A number of second-generation Apple TV users are reporting video discoloration issues. According to a lengthy Apple Discussions thread dating back to the beginning of October, the issues appear to be isolated to select models of Sony and Philips TVs, even those which worked fine for months or years when connected to a first-generation Apple TV. Many users suggest the problem lies within the HDMI “handshake” process, and may or may not be related to HDCP copy protection. Based on the most recent comments, the Apple TV 4.1 software update does not fix the problem, even though users have reported that Apple Support is aware of the issue. [via MacStories]

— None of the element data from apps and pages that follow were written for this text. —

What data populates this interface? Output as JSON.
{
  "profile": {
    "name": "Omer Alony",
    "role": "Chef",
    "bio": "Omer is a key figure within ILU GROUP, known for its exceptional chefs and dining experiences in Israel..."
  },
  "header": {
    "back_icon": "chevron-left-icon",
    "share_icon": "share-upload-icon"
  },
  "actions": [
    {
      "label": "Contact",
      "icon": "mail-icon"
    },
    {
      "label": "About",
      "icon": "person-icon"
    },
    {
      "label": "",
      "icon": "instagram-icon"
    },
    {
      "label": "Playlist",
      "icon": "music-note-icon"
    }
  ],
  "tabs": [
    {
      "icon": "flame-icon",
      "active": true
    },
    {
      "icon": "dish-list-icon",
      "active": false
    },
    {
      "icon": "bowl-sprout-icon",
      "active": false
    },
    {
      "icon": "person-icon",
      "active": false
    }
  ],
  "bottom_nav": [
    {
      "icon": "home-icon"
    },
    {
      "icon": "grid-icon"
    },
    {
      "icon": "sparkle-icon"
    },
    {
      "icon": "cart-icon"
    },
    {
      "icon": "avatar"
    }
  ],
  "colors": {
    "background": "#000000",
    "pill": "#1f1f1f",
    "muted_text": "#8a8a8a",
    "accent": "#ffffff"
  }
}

Apple has released a software update for the second-generation Apple TV bringing the device’s software up to version 4.1. Notably, the update includes support for AirPlay streaming from a device running iOS 4.2 or from a Mac or PC running iTunes 10 to the Apple TV. In addition, it adds support for VoiceOver spoken menus; the feature can be turned on via a setting in the Accessibility menu, and reads both the names of menu items and metadata, including episode descriptions of TV shows. Apple TV software 4.1 is available now via the Update Software menu item in the device’s General settings menu.
In a supposed email exchange with a customer, Apple CEO Steve Jobs has confirmed Apple TV streaming capabilities for the next Mac OS X version of Keynote. The customer’s email, reprinted by TUAW, asked whether the second-generation Apple TV would “accept Keynote presentations via [an] iOS device or a Mac,” and stated that he would “go buy two” if that were the case. In his typically terse fashion, Jobs reportedly replied, “It’s all coming soon. Stay tuned.” Rumors have indicated that an updated version of Keynote for Mac, along with Pages and Numbers, is either nearly finished or ready for release, although no specific release date has yet been announced.

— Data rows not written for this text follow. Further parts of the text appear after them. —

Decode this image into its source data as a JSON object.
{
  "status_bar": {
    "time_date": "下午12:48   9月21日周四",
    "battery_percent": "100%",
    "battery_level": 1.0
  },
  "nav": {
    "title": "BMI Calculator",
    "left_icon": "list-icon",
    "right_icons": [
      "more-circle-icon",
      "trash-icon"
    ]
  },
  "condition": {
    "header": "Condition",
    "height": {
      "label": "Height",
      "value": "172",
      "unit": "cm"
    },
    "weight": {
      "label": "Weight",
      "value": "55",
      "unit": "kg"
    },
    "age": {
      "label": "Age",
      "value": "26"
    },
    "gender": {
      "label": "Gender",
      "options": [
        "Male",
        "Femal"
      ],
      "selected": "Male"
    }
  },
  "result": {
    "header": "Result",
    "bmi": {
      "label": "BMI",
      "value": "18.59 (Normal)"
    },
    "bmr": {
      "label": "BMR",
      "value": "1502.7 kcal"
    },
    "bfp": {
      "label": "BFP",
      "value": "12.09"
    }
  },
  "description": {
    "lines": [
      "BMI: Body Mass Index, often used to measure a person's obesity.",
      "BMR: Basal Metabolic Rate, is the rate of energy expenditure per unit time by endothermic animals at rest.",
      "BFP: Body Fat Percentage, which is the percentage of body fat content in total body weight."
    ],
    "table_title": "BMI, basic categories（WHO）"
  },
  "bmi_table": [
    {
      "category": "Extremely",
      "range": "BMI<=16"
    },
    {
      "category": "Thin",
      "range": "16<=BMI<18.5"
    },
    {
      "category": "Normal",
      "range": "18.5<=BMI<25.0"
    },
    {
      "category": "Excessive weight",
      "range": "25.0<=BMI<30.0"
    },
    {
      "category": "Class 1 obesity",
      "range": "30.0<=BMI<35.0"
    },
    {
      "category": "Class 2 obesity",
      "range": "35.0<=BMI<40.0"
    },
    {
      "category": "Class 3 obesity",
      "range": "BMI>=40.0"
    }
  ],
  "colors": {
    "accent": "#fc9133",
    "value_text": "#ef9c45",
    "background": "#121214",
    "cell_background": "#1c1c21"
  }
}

Apple has announced that movies are now available on the iTunes Store in Japan. According to the release, over 1,000 films are now available to rent or buy in high definition and standard definition from a variety of international film studios including 20th Century Fox, Paramount, Disney, Warner Bros., Universal, and Japanese studios such as Asmik Ace Entertainment, Fuji TV, Kadakowa Pictures, Nikkatsu, Shochiku Company Limited and Toei Company Limited. Customers have up to 30 days to start watching their movie, and 48 hours to finish it once a movie has been started. iTunes HD movie purchases in Japan start at ¥2,000 for catalog titles and recent releases and ¥2,500 for new releases, while SD versions are priced at ¥1,000 for catalog titles, ¥1,500 for recent releases and ¥2,000 for new releases. iTunes HD Movie Rentals start at ¥300 for library title rentals and ¥500 for new releases, and SD versions start at ¥200 for library title rentals and ¥400 for new releases. In addition to the movie additions, the second-generation Apple TV is now available in Japan, and sells for ¥8,800, or roughly $107.
Beyond Japan, SetteB.IT reports that the iTunes Stores in Austria, Italy, Spain and Switzerland have been updated and are ready for movie sales and rentals, although no official announcement regarding those countries has yet been made.